• EXERCISE AIM
Only lines containing the string "icon" belong in the answer; find them in the records and copy them.

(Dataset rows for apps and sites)
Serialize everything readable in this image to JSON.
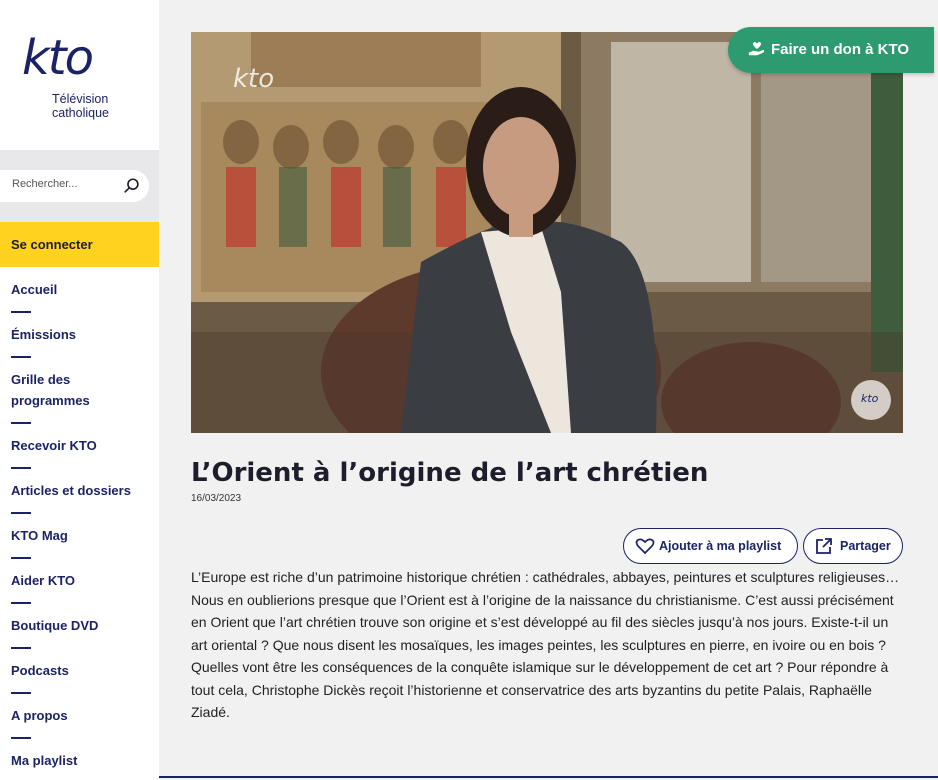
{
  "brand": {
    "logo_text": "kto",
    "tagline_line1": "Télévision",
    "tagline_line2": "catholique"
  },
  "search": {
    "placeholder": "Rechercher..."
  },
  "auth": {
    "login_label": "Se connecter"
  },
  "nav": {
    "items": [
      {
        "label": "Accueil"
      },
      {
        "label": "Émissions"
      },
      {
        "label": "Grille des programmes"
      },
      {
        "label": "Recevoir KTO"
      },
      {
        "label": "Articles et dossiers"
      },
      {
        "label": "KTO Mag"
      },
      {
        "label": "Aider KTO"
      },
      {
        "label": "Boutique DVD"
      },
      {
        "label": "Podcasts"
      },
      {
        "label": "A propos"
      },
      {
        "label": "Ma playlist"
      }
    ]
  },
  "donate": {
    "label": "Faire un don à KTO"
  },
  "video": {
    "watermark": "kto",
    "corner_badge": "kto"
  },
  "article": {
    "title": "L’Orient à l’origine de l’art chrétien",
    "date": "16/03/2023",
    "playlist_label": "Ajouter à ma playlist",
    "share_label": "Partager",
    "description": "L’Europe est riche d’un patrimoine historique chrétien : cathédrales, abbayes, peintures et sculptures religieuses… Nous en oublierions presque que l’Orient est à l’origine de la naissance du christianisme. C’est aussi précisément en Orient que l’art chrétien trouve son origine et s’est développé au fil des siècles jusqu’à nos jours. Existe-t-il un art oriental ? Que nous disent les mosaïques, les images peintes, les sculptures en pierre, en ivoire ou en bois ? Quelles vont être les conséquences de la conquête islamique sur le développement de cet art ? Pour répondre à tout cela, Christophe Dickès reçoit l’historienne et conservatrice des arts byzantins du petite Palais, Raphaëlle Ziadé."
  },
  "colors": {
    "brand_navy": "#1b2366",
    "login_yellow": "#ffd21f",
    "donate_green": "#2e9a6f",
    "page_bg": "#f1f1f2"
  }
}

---

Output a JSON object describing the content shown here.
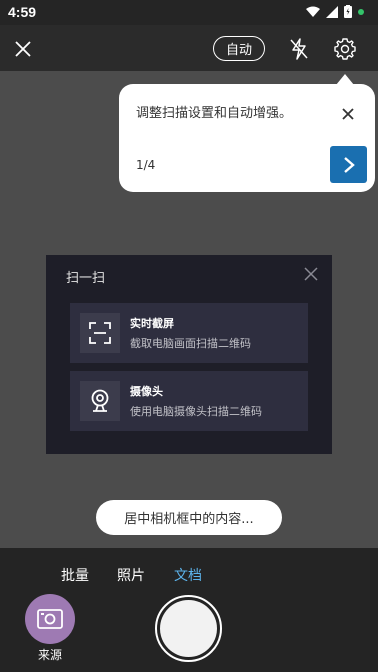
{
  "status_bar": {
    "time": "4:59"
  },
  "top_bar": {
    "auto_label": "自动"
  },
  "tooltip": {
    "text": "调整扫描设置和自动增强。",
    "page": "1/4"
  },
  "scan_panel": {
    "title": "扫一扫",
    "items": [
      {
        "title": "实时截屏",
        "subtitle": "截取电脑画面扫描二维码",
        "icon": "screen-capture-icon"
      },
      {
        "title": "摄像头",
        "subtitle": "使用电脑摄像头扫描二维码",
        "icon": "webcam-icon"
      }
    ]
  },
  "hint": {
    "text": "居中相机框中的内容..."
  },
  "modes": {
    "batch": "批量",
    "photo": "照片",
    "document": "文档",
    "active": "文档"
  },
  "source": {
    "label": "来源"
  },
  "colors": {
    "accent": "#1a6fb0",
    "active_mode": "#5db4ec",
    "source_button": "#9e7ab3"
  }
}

• WRITTEN RESPONSE
        "icon": "screen-capture-icon"
        "icon": "webcam-icon"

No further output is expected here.